This follows major strides that have been made in football since 2011. I know some of you can’t stand how mainstream football has become – you can’t go anywhere for the next month without seeing frequent references to the World Cup, whether online or in real life – but this aspect of the sport, while in some cases being a double-edged sword, has helped raise significant awareness of mental health within it. Why do I highlight 2011 as an important year for this?
In November 2011, Gary Speed, manager of the Wales national football team, committed suicide just hours after appearing live on television looking physically healthy and showing no signs that anything was wrong underneath. It was an event that sent emotional shock waves throughout the footballing world. But out of it came many positive things as well. The Football Association began looking into initiatives to increase mental health awareness in football; former Premier League footballer Clarke Carlisle filmed a documentary (‘Football’s Suicide Secret’) last year that showed how far the sport has come since then.
While there are other areas I could venture into, I think it’s prudent that I stop here, leaving some room for your own thoughts and possible discussion on the matter.
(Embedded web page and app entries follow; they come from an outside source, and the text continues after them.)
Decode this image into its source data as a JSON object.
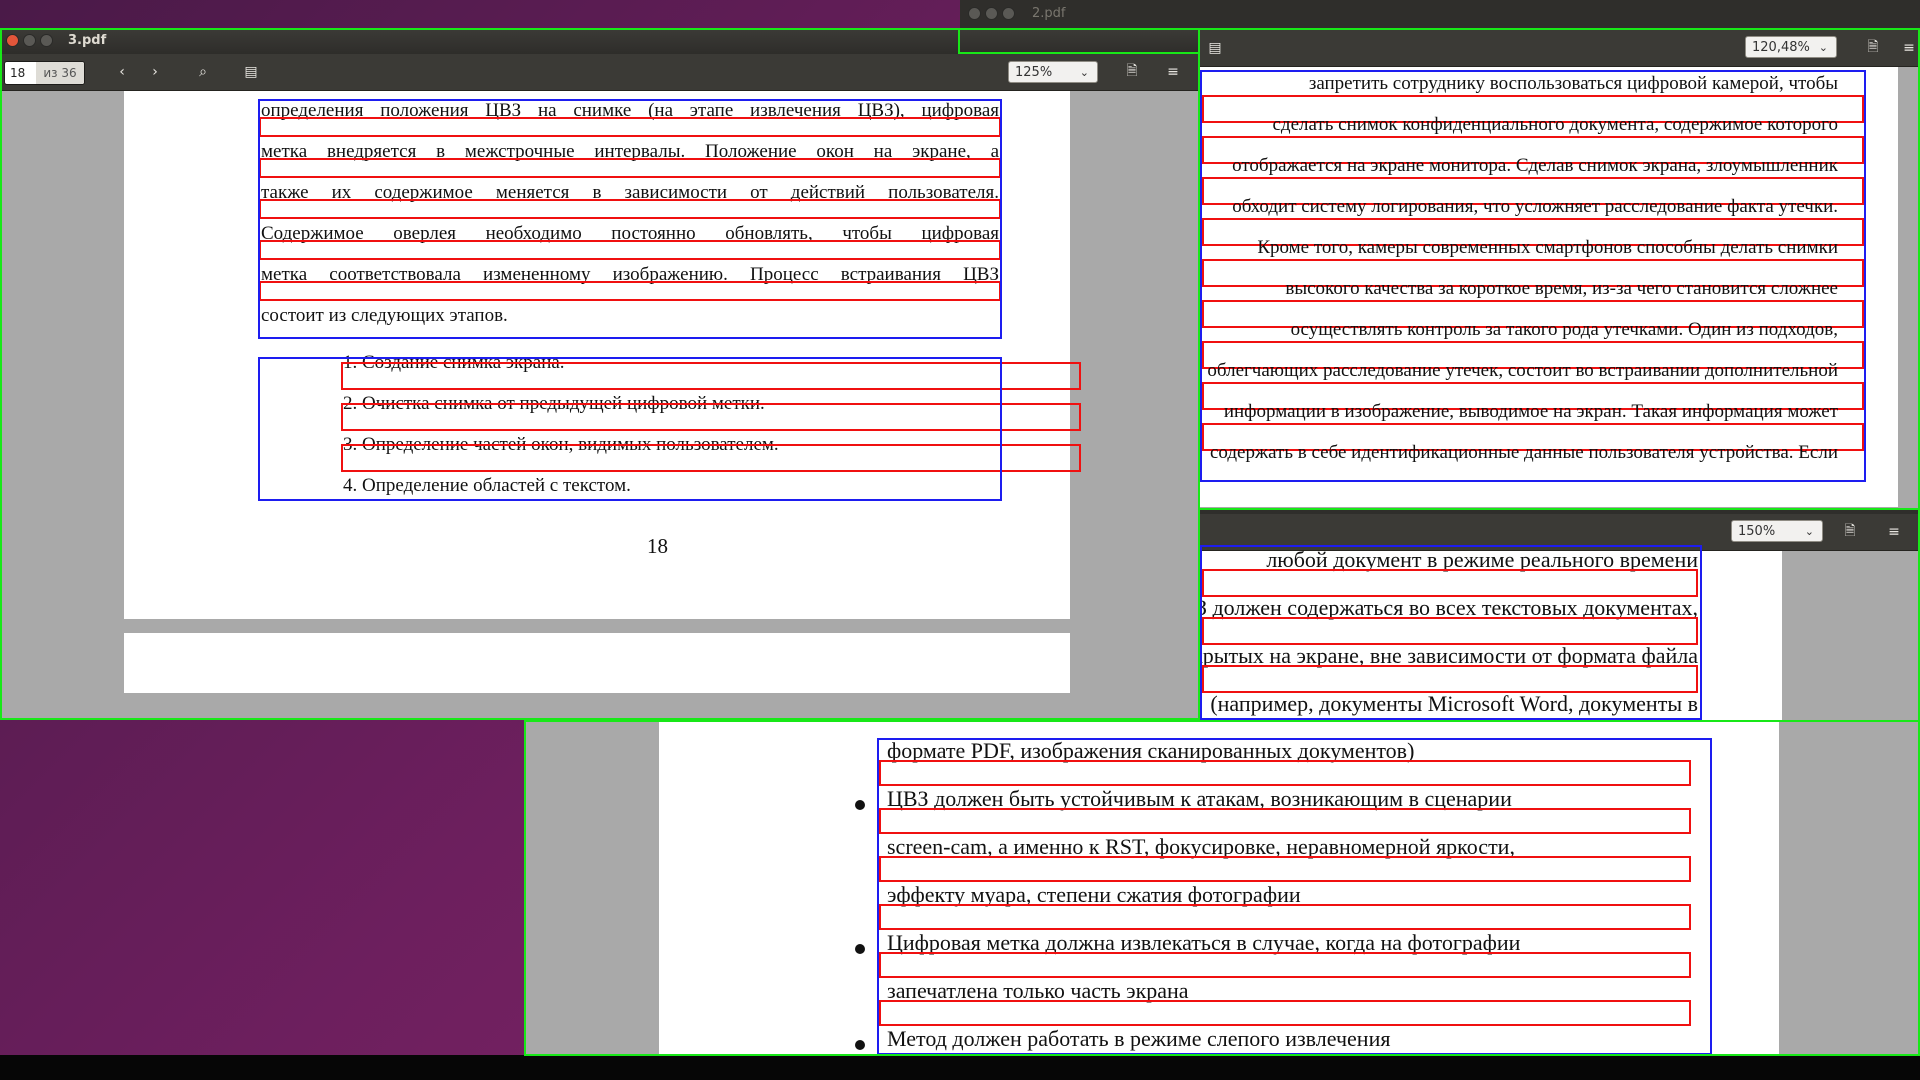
{
  "desktop_top_title": "2.pdf",
  "win_left": {
    "title": "3.pdf",
    "page_current": "18",
    "page_total": "из 36",
    "zoom": "125%",
    "paragraph": [
      "определения положения ЦВЗ на снимке (на этапе извлечения ЦВЗ), цифровая",
      "метка внедряется в межстрочные интервалы. Положение окон на экране, а",
      "также их содержимое меняется в зависимости от действий пользователя.",
      "Содержимое оверлея необходимо постоянно обновлять, чтобы цифровая",
      "метка соответствовала измененному изображению. Процесс встраивания ЦВЗ",
      "состоит из следующих этапов."
    ],
    "list": [
      "1.  Создание снимка экрана.",
      "2.  Очистка снимка от предыдущей цифровой метки.",
      "3.  Определение частей окон, видимых пользователем.",
      "4.  Определение областей с текстом."
    ],
    "page_number": "18"
  },
  "win_right_top": {
    "zoom": "120,48%",
    "lines": [
      "запретить сотруднику воспользоваться цифровой камерой, чтобы",
      "сделать снимок конфиденциального документа, содержимое которого",
      "отображается на экране монитора. Сделав снимок экрана, злоумышленник",
      "обходит систему логирования, что усложняет расследование факта утечки.",
      "Кроме того, камеры современных смартфонов способны делать снимки",
      "высокого качества за короткое время, из-за чего становится сложнее",
      "осуществлять контроль за такого рода утечками. Один из подходов,",
      "облегчающих расследование утечек, состоит во встраивании дополнительной",
      "информации в изображение, выводимое на экран. Такая информация может",
      "содержать в себе идентификационные данные пользователя устройства. Если"
    ]
  },
  "win_right_bottom": {
    "zoom": "150%",
    "lines": [
      "любой документ в режиме реального времени",
      "ЦВЗ должен содержаться во всех текстовых документах,",
      "открытых на экране, вне зависимости от формата файла",
      "(например, документы Microsoft Word, документы в"
    ],
    "lower_lines": [
      "формате PDF, изображения сканированных документов)",
      "ЦВЗ должен быть устойчивым к атакам, возникающим в сценарии",
      "screen-cam, а именно к RST, фокусировке, неравномерной яркости,",
      "эффекту муара, степени сжатия фотографии",
      "Цифровая метка должна извлекаться в случае, когда на фотографии",
      "запечатлена только часть экрана",
      "Метод должен работать в режиме слепого извлечения"
    ]
  },
  "colors": {
    "desktop": "#6d1f5e",
    "titlebar": "#3c3b37",
    "toolbar": "#3b3a36",
    "bbox_window": "#18e818",
    "bbox_block": "#1d1df0",
    "bbox_line": "#f01010"
  },
  "icons": [
    "close-icon",
    "minimize-icon",
    "maximize-icon",
    "prev-page-icon",
    "next-page-icon",
    "search-icon",
    "sidebar-icon",
    "bookmark-icon",
    "menu-icon",
    "dropdown-chevron-icon"
  ]
}
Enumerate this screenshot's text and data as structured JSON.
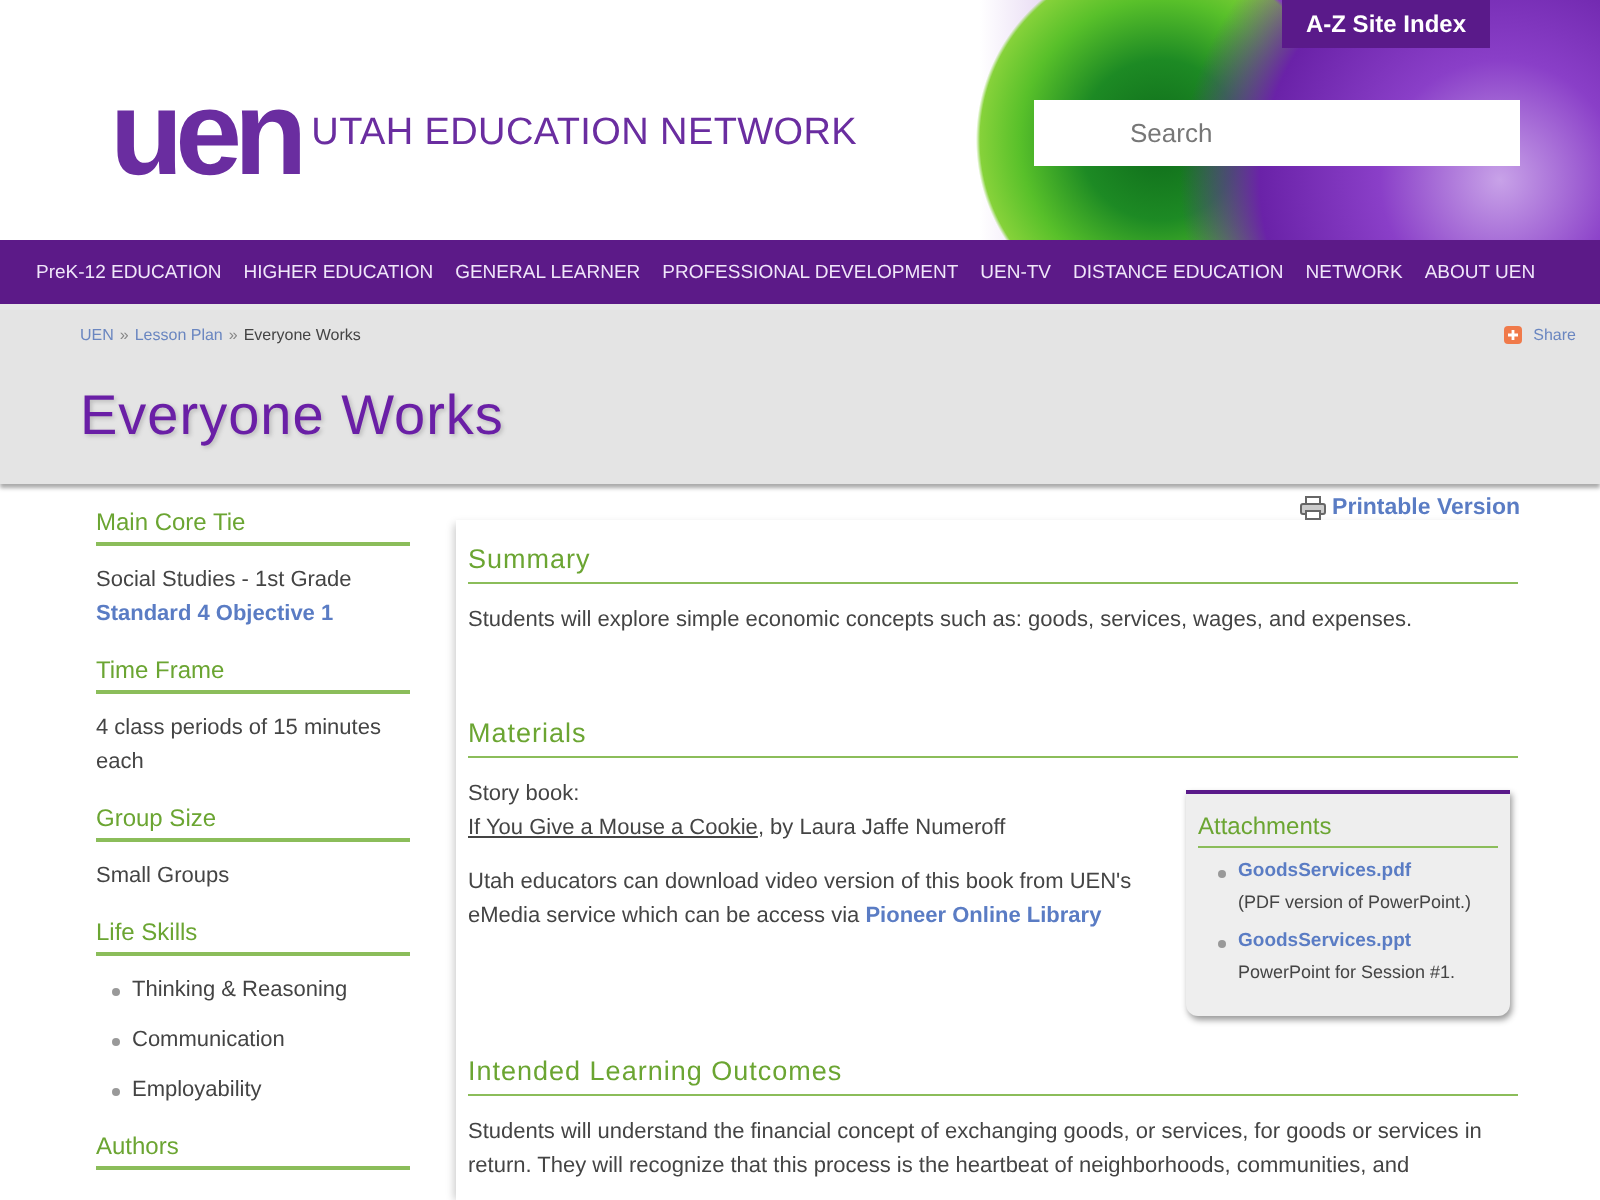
{
  "header": {
    "logo": "uen",
    "site_name": "UTAH EDUCATION NETWORK",
    "az_link": "A-Z Site Index",
    "search": {
      "placeholder": "Search"
    }
  },
  "nav": [
    "PreK-12 EDUCATION",
    "HIGHER EDUCATION",
    "GENERAL LEARNER",
    "PROFESSIONAL DEVELOPMENT",
    "UEN-TV",
    "DISTANCE EDUCATION",
    "NETWORK",
    "ABOUT UEN"
  ],
  "breadcrumb": {
    "separator": "»",
    "items": [
      {
        "label": "UEN",
        "link": true
      },
      {
        "label": "Lesson Plan",
        "link": true
      },
      {
        "label": "Everyone Works",
        "link": false
      }
    ]
  },
  "share": "Share",
  "title": "Everyone Works",
  "printable": "Printable Version",
  "sidebar": [
    {
      "heading": "Main Core Tie",
      "items": [
        {
          "kind": "text",
          "text": "Social Studies - 1st Grade"
        },
        {
          "kind": "link",
          "text": "Standard 4 Objective 1"
        }
      ]
    },
    {
      "heading": "Time Frame",
      "items": [
        {
          "kind": "text",
          "text": "4 class periods of 15 minutes each"
        }
      ]
    },
    {
      "heading": "Group Size",
      "items": [
        {
          "kind": "text",
          "text": "Small Groups"
        }
      ]
    },
    {
      "heading": "Life Skills",
      "items": [
        {
          "kind": "bullet",
          "text": "Thinking & Reasoning"
        },
        {
          "kind": "bullet",
          "text": "Communication"
        },
        {
          "kind": "bullet",
          "text": "Employability"
        }
      ]
    },
    {
      "heading": "Authors"
    }
  ],
  "summary": {
    "heading": "Summary",
    "text": "Students will explore simple economic concepts such as: goods, services, wages, and expenses."
  },
  "materials": {
    "heading": "Materials",
    "intro": "Story book:",
    "book_title": "If You Give a Mouse a Cookie",
    "book_author": ", by Laura Jaffe Numeroff",
    "note": "Utah educators can download video version of this book from UEN's eMedia service which can be access via ",
    "note_link": "Pioneer Online Library"
  },
  "attachments": {
    "heading": "Attachments",
    "items": [
      {
        "file": "GoodsServices.pdf",
        "description": "(PDF version of PowerPoint.)"
      },
      {
        "file": "GoodsServices.ppt",
        "description": "PowerPoint for Session #1."
      }
    ]
  },
  "outcomes": {
    "heading": "Intended Learning Outcomes",
    "text": "Students will understand the financial concept of exchanging goods, or services, for goods or services in return. They will recognize that this process is the heartbeat of neighborhoods, communities, and"
  }
}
Stories that I haven’t touched on and may not be aware of at all would be useful to share. Then, at an undetermined point in the future, I’ll return to the issue for another assessment on its progress. To be honest, I think the future is bright, and if you were watching the Spain-Netherlands match tonight, you would also have to admit that it’s orange.